"These are huge software projects," says Bedros. "This is the best place in the world to invest because we don't have very good infrastructure."
"BRAIN GAIN." That may be true for railroads, but when it comes to human talent, Central and Eastern Europe offer Western companies huge bang for their buck. That's why Oracle decided last year to open its largest European call-center operation in downtown Bucharest. The company has been on the ground in Romania since 1992, when it acquired a tiny, local database distributor. Since then, it has developed a network of more than 100 local partners and thousands of certified Oracle technicians who install and support the company's software -- a business pegged at about $400 million annually.

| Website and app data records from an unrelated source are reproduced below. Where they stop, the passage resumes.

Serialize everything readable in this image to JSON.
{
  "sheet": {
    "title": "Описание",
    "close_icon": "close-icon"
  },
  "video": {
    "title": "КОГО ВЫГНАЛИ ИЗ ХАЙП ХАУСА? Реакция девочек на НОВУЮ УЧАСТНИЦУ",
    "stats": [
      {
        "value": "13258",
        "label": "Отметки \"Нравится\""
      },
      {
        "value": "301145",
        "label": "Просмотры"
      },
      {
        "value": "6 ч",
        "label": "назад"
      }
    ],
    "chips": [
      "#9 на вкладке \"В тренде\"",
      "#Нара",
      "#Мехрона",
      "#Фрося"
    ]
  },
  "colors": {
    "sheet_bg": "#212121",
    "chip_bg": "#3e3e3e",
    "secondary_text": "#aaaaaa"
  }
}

From there, the decision to build three new support operations was a natural, says Stefan Cojanu, the country manager for Oracle Romania. The company taps into an ample supply of multilingual workers, who telemarket training programs to distributors and partners and take inbound calls from Oracle customers. Oracle's Bucharest call center already employs more than 300 people -- many of them women enjoying better job opportunities than they would likely face elsewhere.
Offering good local jobs also helps keep talent from fleeing to other countries. "We are replacing brain drain with brain gain," says Cojanu.
BEYOND ECONOMICS. It's a similar situation for IBM in Krakow. The computing and services giant has operated there since 1996 but is now accelerating hiring as outsourcing takes off. IBM's Krakow center, based in a mirrored-glass skyscraper on the edge of town, employs 300 people who do accounting and financial operations for corporate clients from 19 countries around Europe. IBM declines to comment on costs, but industry averages suggest that Krakow's lower wages let IBM serve clients for about one-third less than it would cost to do so from Western Europe.
Krakow's plentiful supply of university grads -- and its reputation as a hot spot for music and nightlife -- have now pushed IBM to go further. In October, it opened a new software R&D center there, its first in Central and Eastern Europe, where engineers will develop security and systems-management tools. Economic incentives from the Polish government will help IBM build the facility to 200 employees over the next two years.
But Big Blue's rationale extends well beyond economics. "This is one of the fastest-growing markets for us anywhere in the world, and we need to enhance our local presence," says spokesman Jonathan Batty.
STAYING PUT. Such considerations underscore the most important aspect of setting up shop abroad, whether by a startup or a multinational, and whether in Eastern Europe or elsewhere. "You have to make the decision to invest based on sound business principles, not just government incentives or current labor costs," says Oracle manager Di Ianni. Low-cost workers are a factor, but not enough. "If that's all you're looking for, you'll have to keep moving constantly to cheaper places," he says.
In the case of Central and Eastern Europe, surging local markets and top-notch talent are drawing multinationals. Chances look good that they'll stick around for the duration.
By Andy Reinhardt in Paris, with Patricia Kranz in Prague